===

Hardy remembering Ramanujan:

It is difficult to put into words... What I owe Ramanujan. His originality has been a constant source of suggestion to me ever since I first met him. And his death is one of the worst blows I have ever felt. But now I say to myself when I'm depressed, and I find myself forced to listen to tiresome and pompous people, "Well, I've done something you could never have done. "I have collaborated

with both Littlewood and Ramanujan "on something like equal terms."

#### Summary

Add a SummaryThe tale of a relationship between a young Indian mathematics genius, Ramanujan, and his tutor at Cambridge University, G.H. Hardy, in the years before World War I. Through their eyes the reader is taken on a journey through numbers theory.

http://www.goodreads.com/book/show/106139.The_Man_Who_Knew_Infinity

## Comment

Add a CommentI really enjoyed this movie.
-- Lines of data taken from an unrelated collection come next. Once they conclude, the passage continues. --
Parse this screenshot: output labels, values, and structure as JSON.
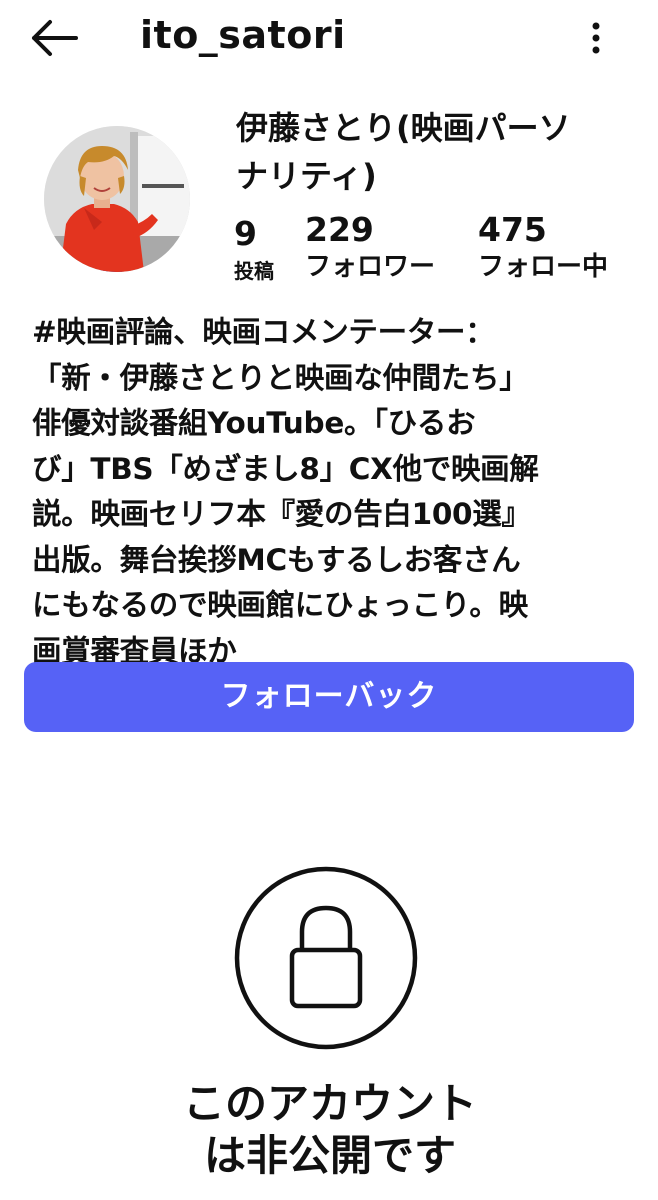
{
  "header": {
    "back_icon": "arrow-left-icon",
    "username": "ito_satori",
    "more_icon": "more-vertical-icon"
  },
  "profile": {
    "display_name": "伊藤さとり(映画パーソ\nナリティ)",
    "avatar_icon": "profile-photo"
  },
  "stats": {
    "posts": {
      "count": "9",
      "label": "投稿"
    },
    "followers": {
      "count": "229",
      "label": "フォロワー"
    },
    "following": {
      "count": "475",
      "label": "フォロー中"
    }
  },
  "bio": "#映画評論、映画コメンテーター：\n「新・伊藤さとりと映画な仲間たち」\n俳優対談番組YouTube。「ひるお\nび」TBS「めざまし8」CX他で映画解\n説。映画セリフ本『愛の告白100選』\n出版。舞台挨拶MCもするしお客さん\nにもなるので映画館にひょっこり。映\n画賞審査員ほか",
  "follow_button": {
    "label": "フォローバック",
    "color": "#5662f6"
  },
  "private": {
    "icon": "lock-icon",
    "message": "このアカウント\nは非公開です"
  }
}
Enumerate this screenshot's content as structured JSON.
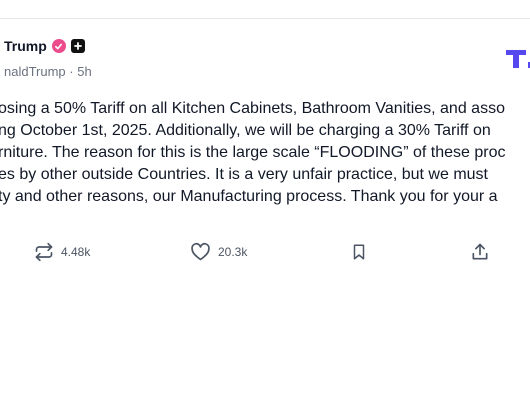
{
  "post": {
    "author_name": "Trump",
    "handle": "naldTrump",
    "separator": "·",
    "time": "5h",
    "lines": [
      "osing a 50% Tariff on all Kitchen Cabinets, Bathroom Vanities, and asso",
      "ng October 1st, 2025. Additionally, we will be charging a 30% Tariff on",
      "rniture. The reason for this is the large scale “FLOODING” of these proc",
      "es by other outside Countries. It is a very unfair practice, but we must",
      "ty and other reasons, our Manufacturing process. Thank you for your a"
    ]
  },
  "actions": {
    "retruth_count": "4.48k",
    "like_count": "20.3k"
  },
  "icons": {
    "verified": "verified-badge-icon",
    "plus": "plus-badge-icon",
    "retruth": "retruth-icon",
    "like": "heart-icon",
    "bookmark": "bookmark-icon",
    "share": "share-icon",
    "logo": "truth-social-logo"
  },
  "colors": {
    "verified": "#ec4b8c",
    "logo": "#5448ee",
    "text": "#111827",
    "muted": "#6b7280"
  }
}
It was on a subject that was a little different. It was inspiring, touching, and the actors portrayed their roles very well.

Our family loved this movie. Emotionally touching and intellectually stimulating. Not usually a fan of Jeremy Irons but his performance of the role introverted mathematician is perfect. Dev Patel is entirely convincing as the genius mathematician from India. I would rate it 9 out of 10.

Jeremy Irons is superb as Hardy in this mostly true story of the super math genius, Ramanajun, played by Dev Patel, based on the book of the same name.

This movie reminds me the Beautiful Mind. even if it is a little slow, we learned more about this Genius Mathematician from India who suffered a lot of Prejudices of his time to prove his Infinite Mind to the World. It is too bad that He was really recognized as a Genius after His Death at a young age.

Very interesting movie.Worth watching.

How in 1914, English mathematicians couldn't believed that in India someone can be smarter than them.

This is a wonderful movie along the lines of A Beautiful Mind.

Rather slow moving biography drama about S. Ramanujan a little know but gifted mathematician from India, lived a short life. His work involved finding formulas for partitioning number & other unsolved mathematical problems of the time. It goes into the racial discrimination he suffered in England in being taken seriously. English academic stereo types of the early 1900's are portrayed here. At least Ramanujan & his accomplishments are being brought to public attention. His mathematical formulas are still used to this day.

A biopic about the little known...Srinivasa Ramanujan - a self-taught Indian Mathematician. Interesting...but a little slow...

This is a 2015 British biopic about the Indian mathematician Srinivasa Ramanujan, based on the 1991 book of the same name by Robert Kanigel.

Growing up poor in Madras, India, Srinivasa Ramanujan earns admittance to Cambridge University during World War I, where he becomes a pioneer in mathematical theories with the guidance of his professor, G. H. Hardy.

In 1976, a lost notebook was discovered containing groundbreaking formulas from the last year of Ramanujan's life.

The importance of which was compared to the discover of Beethoven's Tenth Symphony.

These formulas are being used to understand the behaviour of black holes.

Ramanujan's illness returned during his journey back to India.

After a year with his wife, Janaki, he died at the age of 32.

As was Indian custom, Janaki would never remarry.

Hardy and Littlewood would continue a collaboration which would last throughout their lives.

Their remarkable accomplishments during the five years together would inspire and influence generations of mathematicians.

Pretty good acting, shot on location, and good at detailing the racism present in British society at the beginning of the 20th century. Ramanujan’s story is intriguing, including the details about how his meddling mother-in-law nearly destroyed his long-distance marriage – but I found the movie frustrating because it never really explained what it was that he discovered in the realm of mathematics. Perhaps the director thought that too many technical details would detract from the story, or perhaps he thought that non-mathematicians couldn’t understand the material, even if explained. I’m no mathematician, but I would like to have at least seen a brief summary.